Let’s say you want numbers in the UK, France, and South Africa. We take those numbers, provide them to you from our carriers, and point them to our service cloud. From our service cloud, we deliver the calls to your IP PBX. This is easy. Again we use IP locators, and you get that functionality from us.
This allows for us to provide A-Z termination. If you’re trying to make outbound calls as well, you can do that. You can send calls from your business to the cloud PBX out to anywhere in the world you choose so that you can call your customers back. That way we’re able to integrate with your PBX. While we do not provide you the internal routing for which you use the internal PBX, we provide you with that the calling structure. That integration allows you access to countries that you may not be able to otherwise reach in a cost effective manner.
If you have an analog PBX, don’t worry, we have experience with a lot customers around the world. If you have that copper infrastructure and are trying to keep your analog PBX, you aren’t looking to spend a lot of money to upgrade the infrastructure. AVOXI has a device called a gateway. This box or server system interfaces with your system and allows you to send calls via SIP/VoIP. The gateway lets your analog PBX act like a virtual PBX. You will be able to take the calls and direct them via IP to the gateway. Then AVOXI handles the A-Z termination as we do with the virtual PBX. So, you can make calls all around the world through the AVOXI cloud.
We’ve done many solutions that involve both of these scenarios. We also integrate with hybrid solutions. Some businesses operate both a virtual PBX and an analog PBX. Maybe you have multiple locations with a variety of these setups going on.
We’ve interfaced with all of these before, and we’ve made all type of custom solutions. If this is something that you wish to speak about with our staff, we can help you find the best option.
That is PBX in a nutshell.

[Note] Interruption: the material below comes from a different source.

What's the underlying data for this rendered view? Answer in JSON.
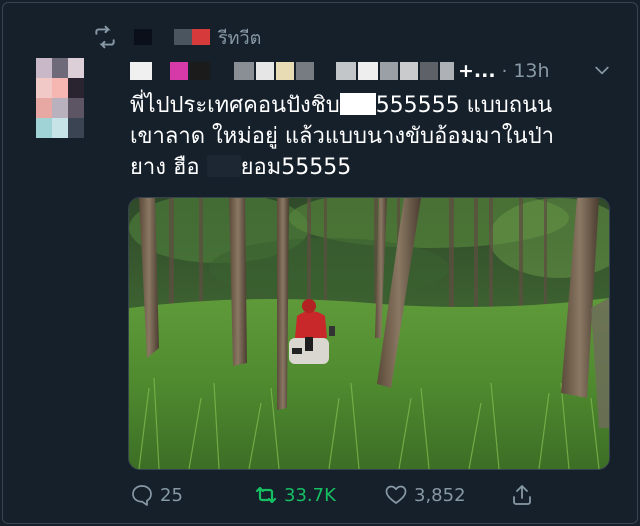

For more information see avoxi.com:
- Can You Add a VoIP Number to an Existing PBX?
- Ebook: Global Communications Made Simple
- Solutions Brief: Leveraging Legacy Technology to Support New Business